> WHAT TO PRODUCE:
From the records below, copy every line that contains the word "this".
::: THE RECORDS :::
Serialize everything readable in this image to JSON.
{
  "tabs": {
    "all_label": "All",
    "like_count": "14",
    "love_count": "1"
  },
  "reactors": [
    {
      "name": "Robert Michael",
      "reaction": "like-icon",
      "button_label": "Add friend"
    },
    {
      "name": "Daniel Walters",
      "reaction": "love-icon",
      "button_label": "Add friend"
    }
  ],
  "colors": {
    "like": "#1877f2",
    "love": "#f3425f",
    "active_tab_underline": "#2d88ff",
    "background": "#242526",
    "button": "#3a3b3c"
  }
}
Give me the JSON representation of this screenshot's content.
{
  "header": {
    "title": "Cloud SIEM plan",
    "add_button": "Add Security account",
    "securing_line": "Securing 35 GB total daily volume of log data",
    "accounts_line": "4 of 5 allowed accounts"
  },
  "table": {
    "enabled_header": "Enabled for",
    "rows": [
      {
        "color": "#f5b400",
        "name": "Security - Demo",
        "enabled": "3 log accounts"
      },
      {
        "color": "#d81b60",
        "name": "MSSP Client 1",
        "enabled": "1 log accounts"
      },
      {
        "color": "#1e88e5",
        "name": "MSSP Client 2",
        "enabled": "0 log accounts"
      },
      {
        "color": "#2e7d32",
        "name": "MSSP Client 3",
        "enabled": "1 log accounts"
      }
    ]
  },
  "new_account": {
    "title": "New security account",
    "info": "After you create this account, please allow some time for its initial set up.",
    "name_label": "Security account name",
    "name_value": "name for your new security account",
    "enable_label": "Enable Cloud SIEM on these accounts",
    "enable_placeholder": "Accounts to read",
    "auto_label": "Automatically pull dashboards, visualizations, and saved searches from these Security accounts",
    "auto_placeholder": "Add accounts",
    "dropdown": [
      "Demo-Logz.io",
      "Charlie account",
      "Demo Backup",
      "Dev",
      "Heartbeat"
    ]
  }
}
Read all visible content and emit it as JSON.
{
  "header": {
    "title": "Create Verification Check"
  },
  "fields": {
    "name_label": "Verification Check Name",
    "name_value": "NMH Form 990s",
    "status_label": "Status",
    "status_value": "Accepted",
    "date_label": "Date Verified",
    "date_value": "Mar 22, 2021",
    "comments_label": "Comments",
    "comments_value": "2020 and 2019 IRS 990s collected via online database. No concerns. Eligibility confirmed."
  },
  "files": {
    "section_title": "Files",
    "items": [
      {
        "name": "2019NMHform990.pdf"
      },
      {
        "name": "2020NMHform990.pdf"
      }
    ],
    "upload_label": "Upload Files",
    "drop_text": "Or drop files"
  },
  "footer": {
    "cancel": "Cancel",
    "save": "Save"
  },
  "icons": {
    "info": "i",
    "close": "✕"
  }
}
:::
> TASK ANSWER:
Serialize everything readable in this image to JSON.
Give me the JSON representation of this screenshot's content.
    "info": "After you create this account, please allow some time for its initial set up.",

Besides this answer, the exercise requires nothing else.